Web page and app entries:
^^^^^^^^^^^^^^^^

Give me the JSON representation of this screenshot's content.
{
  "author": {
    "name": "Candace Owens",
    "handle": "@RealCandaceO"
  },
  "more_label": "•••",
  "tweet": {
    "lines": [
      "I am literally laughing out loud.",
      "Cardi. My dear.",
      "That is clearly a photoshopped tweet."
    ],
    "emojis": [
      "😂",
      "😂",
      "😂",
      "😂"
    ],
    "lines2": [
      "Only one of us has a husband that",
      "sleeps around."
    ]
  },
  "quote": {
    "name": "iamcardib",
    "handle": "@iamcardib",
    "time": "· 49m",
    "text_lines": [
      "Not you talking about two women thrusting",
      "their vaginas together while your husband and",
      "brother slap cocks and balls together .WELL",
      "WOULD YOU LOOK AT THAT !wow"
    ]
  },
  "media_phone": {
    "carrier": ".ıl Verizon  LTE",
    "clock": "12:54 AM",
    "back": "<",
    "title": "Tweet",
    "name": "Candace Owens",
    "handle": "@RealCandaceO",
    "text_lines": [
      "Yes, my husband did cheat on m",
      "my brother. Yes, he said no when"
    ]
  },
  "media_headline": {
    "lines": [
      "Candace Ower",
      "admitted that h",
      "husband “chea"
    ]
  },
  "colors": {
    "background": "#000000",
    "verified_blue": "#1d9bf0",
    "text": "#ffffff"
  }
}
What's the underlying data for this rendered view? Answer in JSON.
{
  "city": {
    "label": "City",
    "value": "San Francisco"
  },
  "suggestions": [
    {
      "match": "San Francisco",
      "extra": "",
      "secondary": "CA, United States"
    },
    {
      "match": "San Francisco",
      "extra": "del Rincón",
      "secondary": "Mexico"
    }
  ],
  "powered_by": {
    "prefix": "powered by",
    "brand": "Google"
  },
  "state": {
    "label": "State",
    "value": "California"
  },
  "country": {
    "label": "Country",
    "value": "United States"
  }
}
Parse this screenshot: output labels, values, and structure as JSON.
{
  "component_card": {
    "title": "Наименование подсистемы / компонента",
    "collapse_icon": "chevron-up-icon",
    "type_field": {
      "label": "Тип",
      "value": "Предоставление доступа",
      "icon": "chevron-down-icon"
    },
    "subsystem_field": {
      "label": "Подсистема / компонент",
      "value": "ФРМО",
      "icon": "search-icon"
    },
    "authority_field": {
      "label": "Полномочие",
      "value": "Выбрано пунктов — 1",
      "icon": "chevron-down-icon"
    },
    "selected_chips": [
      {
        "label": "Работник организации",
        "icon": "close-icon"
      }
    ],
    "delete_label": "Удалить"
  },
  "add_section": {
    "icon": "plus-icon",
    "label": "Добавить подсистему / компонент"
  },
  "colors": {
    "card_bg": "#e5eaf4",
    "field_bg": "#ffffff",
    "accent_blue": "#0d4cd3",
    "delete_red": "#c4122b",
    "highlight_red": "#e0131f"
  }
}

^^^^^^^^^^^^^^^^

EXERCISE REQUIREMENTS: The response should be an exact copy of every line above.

SOLVED EXERCISE:
Give me the JSON representation of this screenshot's content.
{
  "author": {
    "name": "Candace Owens",
    "handle": "@RealCandaceO"
  },
  "more_label": "•••",
  "tweet": {
    "lines": [
      "I am literally laughing out loud.",
      "Cardi. My dear.",
      "That is clearly a photoshopped tweet."
    ],
    "emojis": [
      "😂",
      "😂",
      "😂",
      "😂"
    ],
    "lines2": [
      "Only one of us has a husband that",
      "sleeps around."
    ]
  },
  "quote": {
    "name": "iamcardib",
    "handle": "@iamcardib",
    "time": "· 49m",
    "text_lines": [
      "Not you talking about two women thrusting",
      "their vaginas together while your husband and",
      "brother slap cocks and balls together .WELL",
      "WOULD YOU LOOK AT THAT !wow"
    ]
  },
  "media_phone": {
    "carrier": ".ıl Verizon  LTE",
    "clock": "12:54 AM",
    "back": "<",
    "title": "Tweet",
    "name": "Candace Owens",
    "handle": "@RealCandaceO",
    "text_lines": [
      "Yes, my husband did cheat on m",
      "my brother. Yes, he said no when"
    ]
  },
  "media_headline": {
    "lines": [
      "Candace Ower",
      "admitted that h",
      "husband “chea"
    ]
  },
  "colors": {
    "background": "#000000",
    "verified_blue": "#1d9bf0",
    "text": "#ffffff"
  }
}
What's the underlying data for this rendered view? Answer in JSON.
{
  "city": {
    "label": "City",
    "value": "San Francisco"
  },
  "suggestions": [
    {
      "match": "San Francisco",
      "extra": "",
      "secondary": "CA, United States"
    },
    {
      "match": "San Francisco",
      "extra": "del Rincón",
      "secondary": "Mexico"
    }
  ],
  "powered_by": {
    "prefix": "powered by",
    "brand": "Google"
  },
  "state": {
    "label": "State",
    "value": "California"
  },
  "country": {
    "label": "Country",
    "value": "United States"
  }
}
Parse this screenshot: output labels, values, and structure as JSON.
{
  "component_card": {
    "title": "Наименование подсистемы / компонента",
    "collapse_icon": "chevron-up-icon",
    "type_field": {
      "label": "Тип",
      "value": "Предоставление доступа",
      "icon": "chevron-down-icon"
    },
    "subsystem_field": {
      "label": "Подсистема / компонент",
      "value": "ФРМО",
      "icon": "search-icon"
    },
    "authority_field": {
      "label": "Полномочие",
      "value": "Выбрано пунктов — 1",
      "icon": "chevron-down-icon"
    },
    "selected_chips": [
      {
        "label": "Работник организации",
        "icon": "close-icon"
      }
    ],
    "delete_label": "Удалить"
  },
  "add_section": {
    "icon": "plus-icon",
    "label": "Добавить подсистему / компонент"
  },
  "colors": {
    "card_bg": "#e5eaf4",
    "field_bg": "#ffffff",
    "accent_blue": "#0d4cd3",
    "delete_red": "#c4122b",
    "highlight_red": "#e0131f"
  }
}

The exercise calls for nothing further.